“To someone who isn’t an incel, it seems like a dark and angry group, but it’s gotten a bad rap from people who’ve done bad things,” Nissim tries to explain. “But most of us vent online so that we don’t explode in real life. It’s a kind of therapy.”

And vent they do. A quick glance at one message board, permitted by Nissim, found the following posts:

“Female genocide now.”

“Whenever a fucking whore is referred to as a ‘sex worker,’ it really puts me in the mood to commit genocide.”

“They need to be locked up in basements for rape and reproduction purposes.”

One poster even uses Alek Minassian’s face as his avatar.

And while Nissim may vehemently object to it over the phone, it’s virtually impossible to separate the incel movement from a deep and poisonous hatred of women. “We don’t hate women, we just don’t understand them and we resent that they make it confusing on purpose,” Nissim protests.

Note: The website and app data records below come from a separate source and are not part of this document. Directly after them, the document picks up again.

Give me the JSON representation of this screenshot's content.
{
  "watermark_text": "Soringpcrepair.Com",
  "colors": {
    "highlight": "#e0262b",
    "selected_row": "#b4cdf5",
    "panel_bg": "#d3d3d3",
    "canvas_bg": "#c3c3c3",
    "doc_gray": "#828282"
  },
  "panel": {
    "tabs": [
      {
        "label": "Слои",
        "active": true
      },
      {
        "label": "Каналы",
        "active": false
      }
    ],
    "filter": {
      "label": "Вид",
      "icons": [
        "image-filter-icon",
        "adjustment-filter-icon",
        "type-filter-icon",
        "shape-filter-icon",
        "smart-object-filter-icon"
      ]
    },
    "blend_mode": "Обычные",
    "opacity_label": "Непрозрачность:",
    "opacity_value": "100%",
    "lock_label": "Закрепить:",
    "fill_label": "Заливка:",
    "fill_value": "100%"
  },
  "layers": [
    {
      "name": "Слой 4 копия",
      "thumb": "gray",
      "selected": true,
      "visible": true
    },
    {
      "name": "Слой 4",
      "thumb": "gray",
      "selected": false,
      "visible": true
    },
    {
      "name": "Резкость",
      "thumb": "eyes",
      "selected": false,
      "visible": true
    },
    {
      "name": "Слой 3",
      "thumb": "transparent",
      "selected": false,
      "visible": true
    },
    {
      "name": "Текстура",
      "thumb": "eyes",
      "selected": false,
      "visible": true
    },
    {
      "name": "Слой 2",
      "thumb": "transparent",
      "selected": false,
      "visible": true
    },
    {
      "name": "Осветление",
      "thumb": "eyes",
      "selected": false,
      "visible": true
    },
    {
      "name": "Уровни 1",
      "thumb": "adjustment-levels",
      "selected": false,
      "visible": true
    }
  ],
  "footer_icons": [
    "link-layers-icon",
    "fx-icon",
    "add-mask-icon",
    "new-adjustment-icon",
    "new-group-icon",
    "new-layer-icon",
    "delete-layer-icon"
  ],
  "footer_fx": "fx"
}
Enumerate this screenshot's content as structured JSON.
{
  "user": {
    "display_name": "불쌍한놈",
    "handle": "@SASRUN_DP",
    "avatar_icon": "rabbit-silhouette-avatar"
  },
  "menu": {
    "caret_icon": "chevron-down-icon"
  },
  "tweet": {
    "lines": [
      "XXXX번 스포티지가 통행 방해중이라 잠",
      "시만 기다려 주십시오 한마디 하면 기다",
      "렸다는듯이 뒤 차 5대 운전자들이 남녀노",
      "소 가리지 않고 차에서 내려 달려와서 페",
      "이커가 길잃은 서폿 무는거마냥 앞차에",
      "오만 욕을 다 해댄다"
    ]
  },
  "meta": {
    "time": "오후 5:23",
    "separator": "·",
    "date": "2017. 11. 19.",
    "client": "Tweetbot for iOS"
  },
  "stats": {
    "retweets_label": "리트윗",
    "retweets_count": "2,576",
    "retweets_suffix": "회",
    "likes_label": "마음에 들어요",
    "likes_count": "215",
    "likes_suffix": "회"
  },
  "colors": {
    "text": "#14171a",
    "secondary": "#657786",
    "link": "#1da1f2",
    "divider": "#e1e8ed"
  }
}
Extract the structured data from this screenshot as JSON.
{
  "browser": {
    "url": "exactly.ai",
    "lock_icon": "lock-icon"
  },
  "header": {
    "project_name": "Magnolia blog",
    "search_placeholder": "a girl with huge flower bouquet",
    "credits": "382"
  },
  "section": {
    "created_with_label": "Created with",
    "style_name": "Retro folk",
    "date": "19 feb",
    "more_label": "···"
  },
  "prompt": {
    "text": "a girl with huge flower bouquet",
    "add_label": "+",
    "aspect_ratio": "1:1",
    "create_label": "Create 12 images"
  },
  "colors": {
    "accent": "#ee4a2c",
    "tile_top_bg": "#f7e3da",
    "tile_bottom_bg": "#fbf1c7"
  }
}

Incels do offer solutions to quieting their venomous hatred, however. One manifesto, posted to r/badeconomics, lays out a few clear suggestions. Among the ideas are banning makeup — a means of feminine deceit — and suggesting a system of state-mandated “sexual-market value cards” measured on a one-to-ten scale.

The proposal concludes by stating: “Women with more than nine sexual partners and single moms should be forced by the state to date and have sex with incels that can’t get any women despite the above changes.”

Probably the most audacious component to this insanity is that incels, despite their endless protests of injustice, are some super picky virgins. In their petulant and inflamed imagination of the sex menu, they reject most of the dishes on offer. As one of them put it:

“Its [sic] like eating dirt to try to substitute the nutritional value of fruits vegetables and meat. Ugly women are the dirt and hot women are the good food. I will not subject myself to anything lower than what i [sic] deserve which is a hot female. All of you deserve a hot female. Just like all of you deserve good quality nutritional food.”

The notion of women as an interchangeable commodity, the irrelevance of women as people is palatable. “But this is not who we are in real life,” Nissim offers as the only defense he can muster. “This is all fantasy, it’s not real, it’s just how we support one another.”

Try explaining that to the dozens slaughtered in the past half decade because of the warped core beliefs of the incel subculture and the individuals who’ve associated so closely to those beliefs they’re driven to plow down innocent people with their cars.

Try explaining that to the countless unsuspecting women who are tormented online by the twisted group who descend on targets like a flock of wild ravens.

The same women who are bombarded with the term “roastie” (short for “roast beef,” derived from a physics-and-anatomy-illiterate understanding of female genitalia).

The one thing that Nissim will concede to is that the group shows no signs of slowing down. “Truthfully, whether it’s because people are fascinated by the darkness of it or because they need the support, the groups keep getting larger every year,” he admits.

When asked why he no longer considers himself an incel, Nissim mentions casually, “Pretty much it’s because I got laid.”

[cover photo: Alek Minassian at a recent court appearance // sketch by Pam Davies]